**Task brief:**
Write out all of the data exactly as it appears.

**Information provided:**

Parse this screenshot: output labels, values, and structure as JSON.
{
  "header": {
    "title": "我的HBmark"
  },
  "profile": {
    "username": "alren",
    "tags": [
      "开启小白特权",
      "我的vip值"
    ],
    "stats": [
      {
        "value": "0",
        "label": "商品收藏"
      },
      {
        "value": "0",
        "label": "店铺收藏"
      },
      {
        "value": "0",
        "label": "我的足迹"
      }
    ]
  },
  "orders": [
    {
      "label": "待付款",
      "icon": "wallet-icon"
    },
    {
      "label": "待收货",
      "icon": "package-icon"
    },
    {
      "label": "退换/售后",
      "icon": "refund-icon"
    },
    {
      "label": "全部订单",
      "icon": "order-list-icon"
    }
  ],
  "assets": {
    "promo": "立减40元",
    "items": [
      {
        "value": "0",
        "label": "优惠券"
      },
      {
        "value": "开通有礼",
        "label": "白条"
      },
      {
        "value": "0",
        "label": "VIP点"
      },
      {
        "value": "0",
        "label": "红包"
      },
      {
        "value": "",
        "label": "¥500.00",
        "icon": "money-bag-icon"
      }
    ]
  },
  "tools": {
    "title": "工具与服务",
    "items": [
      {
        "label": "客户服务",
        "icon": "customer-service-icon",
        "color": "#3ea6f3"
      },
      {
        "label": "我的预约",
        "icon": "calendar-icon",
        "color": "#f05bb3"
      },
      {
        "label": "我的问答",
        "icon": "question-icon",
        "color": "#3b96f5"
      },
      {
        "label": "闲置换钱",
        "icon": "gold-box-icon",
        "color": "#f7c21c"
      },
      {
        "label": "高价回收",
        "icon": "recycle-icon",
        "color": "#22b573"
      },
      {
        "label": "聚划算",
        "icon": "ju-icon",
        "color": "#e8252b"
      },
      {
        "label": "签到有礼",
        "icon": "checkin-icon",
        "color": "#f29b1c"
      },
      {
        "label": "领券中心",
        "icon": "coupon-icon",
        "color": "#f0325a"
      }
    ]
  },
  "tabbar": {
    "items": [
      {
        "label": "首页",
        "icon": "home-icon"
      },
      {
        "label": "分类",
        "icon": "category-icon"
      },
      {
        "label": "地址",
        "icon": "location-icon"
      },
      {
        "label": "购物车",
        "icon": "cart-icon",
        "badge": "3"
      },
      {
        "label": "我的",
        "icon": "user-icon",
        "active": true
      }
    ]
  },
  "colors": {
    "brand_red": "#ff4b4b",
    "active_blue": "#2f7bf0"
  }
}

**Answer section:**
Parse this screenshot: output labels, values, and structure as JSON.
{
  "header": {
    "title": "我的HBmark"
  },
  "profile": {
    "username": "alren",
    "tags": [
      "开启小白特权",
      "我的vip值"
    ],
    "stats": [
      {
        "value": "0",
        "label": "商品收藏"
      },
      {
        "value": "0",
        "label": "店铺收藏"
      },
      {
        "value": "0",
        "label": "我的足迹"
      }
    ]
  },
  "orders": [
    {
      "label": "待付款",
      "icon": "wallet-icon"
    },
    {
      "label": "待收货",
      "icon": "package-icon"
    },
    {
      "label": "退换/售后",
      "icon": "refund-icon"
    },
    {
      "label": "全部订单",
      "icon": "order-list-icon"
    }
  ],
  "assets": {
    "promo": "立减40元",
    "items": [
      {
        "value": "0",
        "label": "优惠券"
      },
      {
        "value": "开通有礼",
        "label": "白条"
      },
      {
        "value": "0",
        "label": "VIP点"
      },
      {
        "value": "0",
        "label": "红包"
      },
      {
        "value": "",
        "label": "¥500.00",
        "icon": "money-bag-icon"
      }
    ]
  },
  "tools": {
    "title": "工具与服务",
    "items": [
      {
        "label": "客户服务",
        "icon": "customer-service-icon",
        "color": "#3ea6f3"
      },
      {
        "label": "我的预约",
        "icon": "calendar-icon",
        "color": "#f05bb3"
      },
      {
        "label": "我的问答",
        "icon": "question-icon",
        "color": "#3b96f5"
      },
      {
        "label": "闲置换钱",
        "icon": "gold-box-icon",
        "color": "#f7c21c"
      },
      {
        "label": "高价回收",
        "icon": "recycle-icon",
        "color": "#22b573"
      },
      {
        "label": "聚划算",
        "icon": "ju-icon",
        "color": "#e8252b"
      },
      {
        "label": "签到有礼",
        "icon": "checkin-icon",
        "color": "#f29b1c"
      },
      {
        "label": "领券中心",
        "icon": "coupon-icon",
        "color": "#f0325a"
      }
    ]
  },
  "tabbar": {
    "items": [
      {
        "label": "首页",
        "icon": "home-icon"
      },
      {
        "label": "分类",
        "icon": "category-icon"
      },
      {
        "label": "地址",
        "icon": "location-icon"
      },
      {
        "label": "购物车",
        "icon": "cart-icon",
        "badge": "3"
      },
      {
        "label": "我的",
        "icon": "user-icon",
        "active": true
      }
    ]
  },
  "colors": {
    "brand_red": "#ff4b4b",
    "active_blue": "#2f7bf0"
  }
}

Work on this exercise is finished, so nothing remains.